A few things I learned about traveling in and around the Tokyo area by train: if you go onto google maps before you head out, you can find out how many stops it is between you and your destination, how many minutes it will take, whether or not you’ll have to transfer from one line to another, and best of all, google maps actually tells you how much it will cost, which is essential information for using the ticket machines. Also, inside the trains there are screens to tell you where the next stop will be with numbers beside the names. I assumed they were stop numbers, but I soon figured out (when they kept changing) that it was the time to the next stop. Very handy in a packed train car when one needs to plan an escape route around all the other passengers. If you visit Japan, you’ll thank me for this.

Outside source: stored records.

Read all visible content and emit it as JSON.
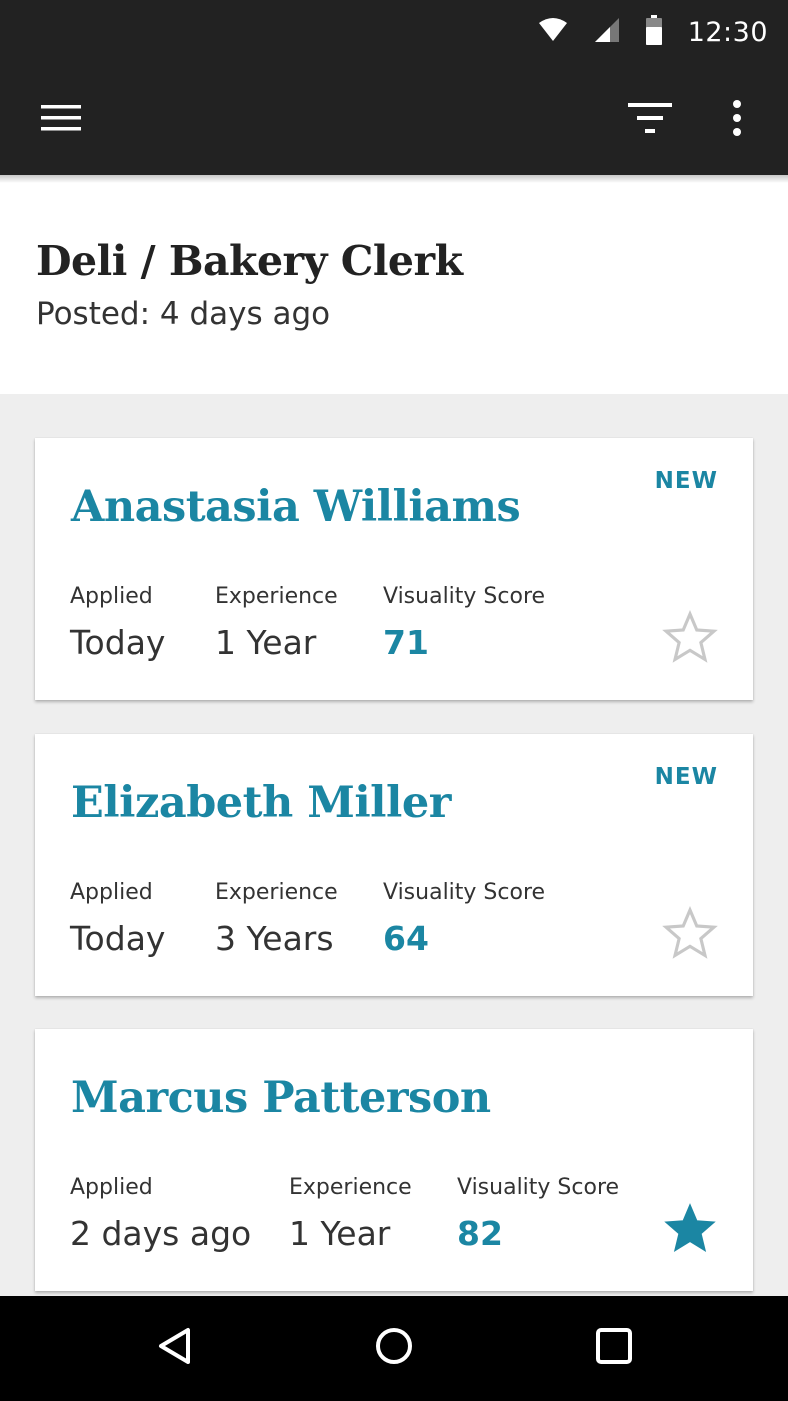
{
  "status_bar": {
    "time": "12:30",
    "icons": [
      "wifi-icon",
      "cell-signal-icon",
      "battery-icon"
    ]
  },
  "app_bar": {
    "icons": [
      "menu-icon",
      "filter-icon",
      "more-vert-icon"
    ]
  },
  "job": {
    "title": "Deli / Bakery Clerk",
    "posted": "Posted: 4 days ago"
  },
  "candidates": [
    {
      "name": "Anastasia Williams",
      "badge": "NEW",
      "applied_label": "Applied",
      "applied": "Today",
      "experience_label": "Experience",
      "experience": "1 Year",
      "score_label": "Visuality Score",
      "score": "71",
      "starred": false
    },
    {
      "name": "Elizabeth Miller",
      "badge": "NEW",
      "applied_label": "Applied",
      "applied": "Today",
      "experience_label": "Experience",
      "experience": "3 Years",
      "score_label": "Visuality Score",
      "score": "64",
      "starred": false
    },
    {
      "name": "Marcus Patterson",
      "badge": "",
      "applied_label": "Applied",
      "applied": "2 days ago",
      "experience_label": "Experience",
      "experience": "1 Year",
      "score_label": "Visuality Score",
      "score": "82",
      "starred": true
    }
  ],
  "nav_bar": {
    "icons": [
      "back-icon",
      "home-icon",
      "recents-icon"
    ]
  },
  "colors": {
    "accent": "#1b86a3",
    "app_bar": "#222222",
    "background": "#eeeeee",
    "star_outline": "#c8c8c8"
  }
}
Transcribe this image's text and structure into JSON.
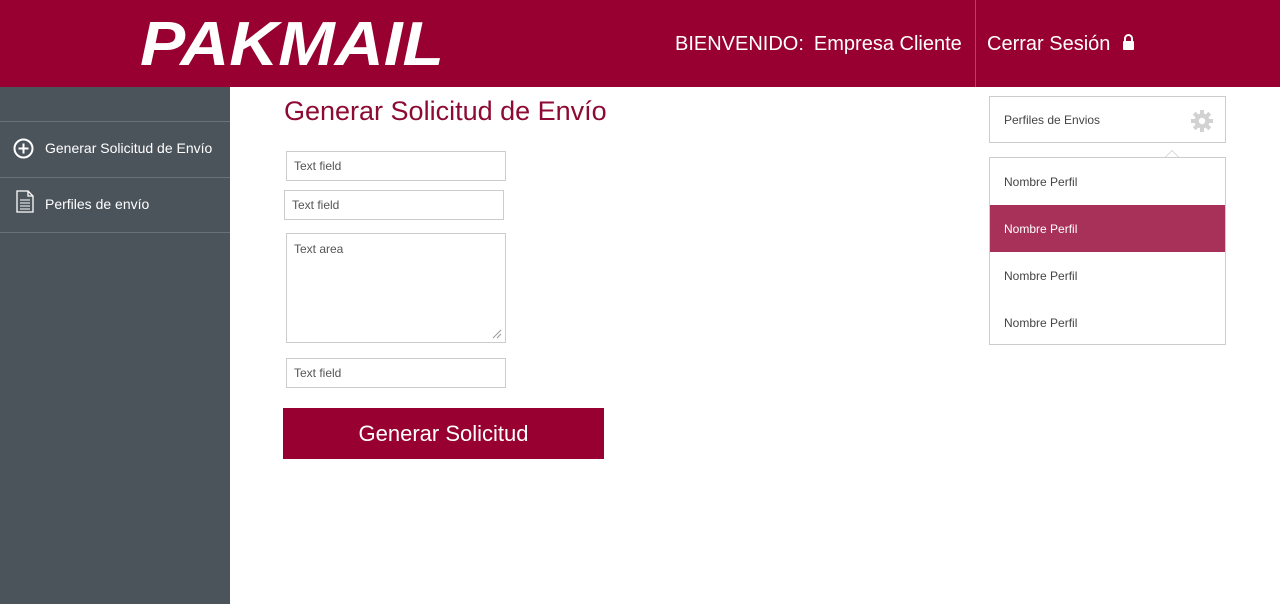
{
  "header": {
    "logo_text": "PAKMAIL",
    "welcome_label": "BIENVENIDO:",
    "user_name": "Empresa Cliente",
    "logout_label": "Cerrar Sesión"
  },
  "sidebar": {
    "items": [
      {
        "label": "Generar Solicitud de Envío",
        "icon": "plus-circle-icon"
      },
      {
        "label": "Perfiles de envío",
        "icon": "document-icon"
      }
    ]
  },
  "main": {
    "title": "Generar Solicitud de Envío",
    "fields": [
      {
        "placeholder": "Text field"
      },
      {
        "placeholder": "Text field"
      },
      {
        "placeholder": "Text area"
      },
      {
        "placeholder": "Text field"
      }
    ],
    "submit_label": "Generar Solicitud"
  },
  "profiles": {
    "button_label": "Perfiles de Envios",
    "icon": "gear-icon",
    "items": [
      {
        "label": "Nombre Perfil",
        "active": false
      },
      {
        "label": "Nombre Perfil",
        "active": true
      },
      {
        "label": "Nombre Perfil",
        "active": false
      },
      {
        "label": "Nombre Perfil",
        "active": false
      }
    ]
  },
  "colors": {
    "brand": "#970030",
    "sidebar": "#4b535b",
    "active_item": "#a8315a"
  }
}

I left Kamakura with a measure of sadness. I’d grown to love the little town and having never been to Tokyo before, I didn’t have much of an idea of what to expect. I have to say, I was pleasantly surprised with the area in which I chose to stay.
Odaiba is a quiet part of Tokyo compared to the other places I eventually visited. It’s off to the east of the city and a great place to stay if you’re planning to go to Disneyland, though I didn’t get close to the place. I stayed at the Sunroute Ariake Hotel.
Under $100Cdn/night, it was very clean and there’s a Lawson (convenience store) right in the hotel, so I didn’t have to go out to get something to eat, nor did I have to eat in the restaurant, which was a little pricey to be dining in at every meal. It was also only a two minute walk from the Kokusai-tenjijou (I always find the longest named-place to have to locate) train station, and it was easy to find! so I didn’t have to lug my cases far. The reason I stayed there was the proximity of the venue in which Buck-Tick was playing – I wanted to be able to walk back to my hotel after the concert. It turned out to be a nice 15 minute stroll.
The morning after I arrived I walked over to Zepp Tokyo to see how best to get there. The one thing google maps is not always good for is guiding one in the right direction for walking. It was hard to tell from the map whether or not they were sending me on a stroll down the train tracks. As it turned out, the fastest way there was a humongous foot bridge.
When I arrived there the crews were working on emptying trucks of equipment.
I was surprised to see dozens of girls wandering around pulling small suitcases. With not a hotel in sight I wondered what they could have been doing. I found out later.
I went for breakfast and decided to head in the direction of Diver City Mall. Then I saw this guy.
Here’s a rare selfie of me beside his foot. He’s pretty tall.
I walked around the mall for an hour or two – there was a band appearing live outside for a small concert and meet-and-greet and thousands of rabid fangirls screaming their heads off to wade through when I came out. But I was heading out to meet Susie, the lovely lady whose Etsy shop is NOW OPEN! (click here) and who was kind enough to buy my concert ticket.
While we had a quick chat, I found out what the deal was with all the young ladies and their suitcases. Not a bag was left to be found but instead, hundreds of heavily made up costumed cosplayers, just there to get together and walk around. The area, being Palette Town which is apparently famous, has apart from Zepp Tokyo this,
as two of its main attractions.
By the time Susie and I said goodbye I was good and tired, so I headed back to the hotel. The next day was dedicated to getting ready for the concert.
To be continued.